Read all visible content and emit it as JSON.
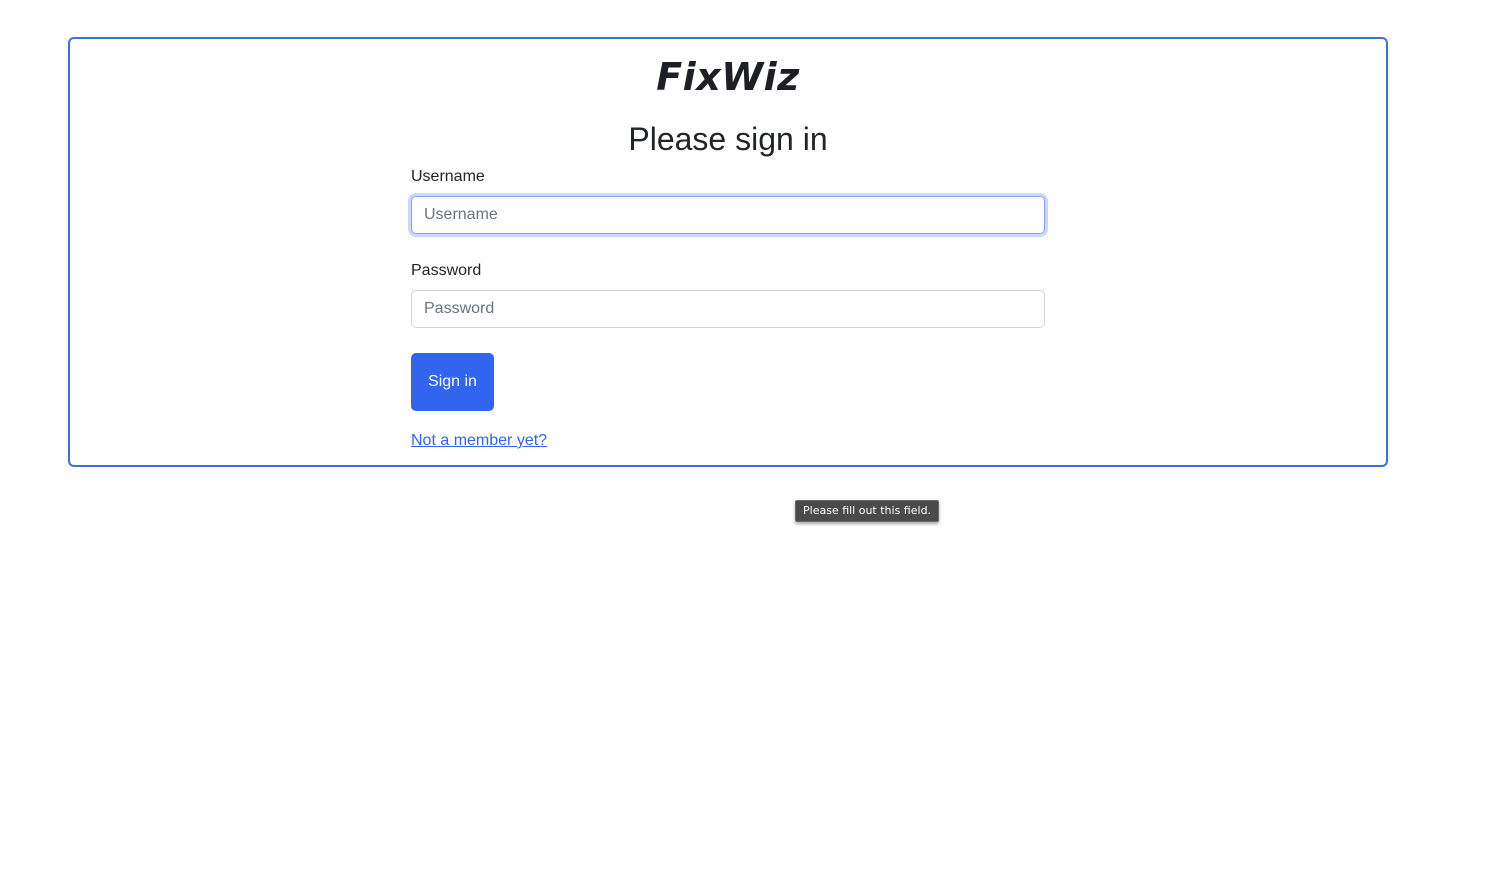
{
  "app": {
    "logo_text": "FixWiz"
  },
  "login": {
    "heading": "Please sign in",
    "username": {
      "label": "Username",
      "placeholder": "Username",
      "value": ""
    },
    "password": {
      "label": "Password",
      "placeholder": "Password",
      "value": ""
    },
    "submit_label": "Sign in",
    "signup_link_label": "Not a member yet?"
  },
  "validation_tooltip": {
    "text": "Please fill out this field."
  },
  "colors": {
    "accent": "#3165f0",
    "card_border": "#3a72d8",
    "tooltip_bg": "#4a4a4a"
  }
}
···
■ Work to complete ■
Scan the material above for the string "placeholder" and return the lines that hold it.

■ Written answer ■
      "placeholder": "Username",
      "placeholder": "Password",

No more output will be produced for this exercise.